===== SUPPLIED MATERIAL

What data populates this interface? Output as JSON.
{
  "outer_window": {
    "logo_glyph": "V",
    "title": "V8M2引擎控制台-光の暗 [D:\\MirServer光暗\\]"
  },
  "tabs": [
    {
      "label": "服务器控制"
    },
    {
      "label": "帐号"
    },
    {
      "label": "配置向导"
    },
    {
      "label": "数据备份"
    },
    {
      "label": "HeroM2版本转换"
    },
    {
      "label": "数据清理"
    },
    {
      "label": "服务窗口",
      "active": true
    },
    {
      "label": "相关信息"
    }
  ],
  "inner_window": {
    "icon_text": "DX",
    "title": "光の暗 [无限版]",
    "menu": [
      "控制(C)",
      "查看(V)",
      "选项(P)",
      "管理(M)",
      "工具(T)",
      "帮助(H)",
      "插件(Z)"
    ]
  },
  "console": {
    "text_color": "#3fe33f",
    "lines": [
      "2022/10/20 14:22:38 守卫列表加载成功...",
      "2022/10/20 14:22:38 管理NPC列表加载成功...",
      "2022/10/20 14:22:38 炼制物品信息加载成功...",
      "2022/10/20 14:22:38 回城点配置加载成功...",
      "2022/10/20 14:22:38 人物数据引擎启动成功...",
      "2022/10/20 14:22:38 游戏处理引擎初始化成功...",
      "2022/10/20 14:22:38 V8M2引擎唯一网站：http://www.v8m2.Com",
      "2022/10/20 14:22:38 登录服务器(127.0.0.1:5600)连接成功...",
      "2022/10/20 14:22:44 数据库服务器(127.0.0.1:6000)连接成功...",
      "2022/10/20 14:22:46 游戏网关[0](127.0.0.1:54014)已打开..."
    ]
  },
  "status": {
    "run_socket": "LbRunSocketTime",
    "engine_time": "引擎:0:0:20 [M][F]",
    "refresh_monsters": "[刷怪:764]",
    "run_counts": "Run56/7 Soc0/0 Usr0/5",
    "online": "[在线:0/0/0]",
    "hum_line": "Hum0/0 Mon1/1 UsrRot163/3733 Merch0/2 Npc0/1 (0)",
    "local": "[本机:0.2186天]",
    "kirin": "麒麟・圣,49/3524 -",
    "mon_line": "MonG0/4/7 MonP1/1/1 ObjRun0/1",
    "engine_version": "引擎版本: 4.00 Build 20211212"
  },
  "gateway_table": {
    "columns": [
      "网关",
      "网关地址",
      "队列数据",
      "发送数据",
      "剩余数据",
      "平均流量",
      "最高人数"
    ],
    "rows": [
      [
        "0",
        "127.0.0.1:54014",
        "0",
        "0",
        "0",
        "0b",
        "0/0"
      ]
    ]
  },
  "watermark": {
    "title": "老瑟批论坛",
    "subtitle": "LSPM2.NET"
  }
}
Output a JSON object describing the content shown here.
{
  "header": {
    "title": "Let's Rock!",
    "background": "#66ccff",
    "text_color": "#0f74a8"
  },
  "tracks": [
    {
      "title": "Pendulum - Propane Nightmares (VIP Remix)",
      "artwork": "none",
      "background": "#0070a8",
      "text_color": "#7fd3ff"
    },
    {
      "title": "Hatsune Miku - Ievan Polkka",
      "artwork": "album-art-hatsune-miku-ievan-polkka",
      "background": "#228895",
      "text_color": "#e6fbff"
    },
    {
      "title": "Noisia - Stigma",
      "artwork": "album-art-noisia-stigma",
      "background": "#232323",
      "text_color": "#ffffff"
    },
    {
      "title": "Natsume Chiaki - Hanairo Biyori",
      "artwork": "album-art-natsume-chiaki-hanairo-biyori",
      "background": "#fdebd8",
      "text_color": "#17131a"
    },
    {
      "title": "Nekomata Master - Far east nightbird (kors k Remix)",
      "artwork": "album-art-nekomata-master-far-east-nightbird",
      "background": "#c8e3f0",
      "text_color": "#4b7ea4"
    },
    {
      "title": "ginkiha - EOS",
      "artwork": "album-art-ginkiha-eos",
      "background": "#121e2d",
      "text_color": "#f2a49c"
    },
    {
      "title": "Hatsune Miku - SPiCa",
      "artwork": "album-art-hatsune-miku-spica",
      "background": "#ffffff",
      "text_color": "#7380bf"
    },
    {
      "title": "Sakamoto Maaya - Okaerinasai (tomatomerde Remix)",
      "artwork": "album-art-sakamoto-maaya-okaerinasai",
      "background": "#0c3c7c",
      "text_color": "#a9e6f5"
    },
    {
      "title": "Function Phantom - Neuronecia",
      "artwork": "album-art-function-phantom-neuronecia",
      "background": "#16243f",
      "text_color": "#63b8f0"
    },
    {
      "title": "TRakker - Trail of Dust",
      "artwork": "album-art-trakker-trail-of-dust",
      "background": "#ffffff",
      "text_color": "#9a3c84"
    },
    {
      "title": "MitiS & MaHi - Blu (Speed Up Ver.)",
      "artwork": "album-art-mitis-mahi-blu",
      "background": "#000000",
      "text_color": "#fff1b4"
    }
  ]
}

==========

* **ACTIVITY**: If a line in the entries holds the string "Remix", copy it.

* **RESULT FOR THIS EXERCISE**:
      "title": "Pendulum - Propane Nightmares (VIP Remix)",
      "title": "Nekomata Master - Far east nightbird (kors k Remix)",
      "title": "Sakamoto Maaya - Okaerinasai (tomatomerde Remix)",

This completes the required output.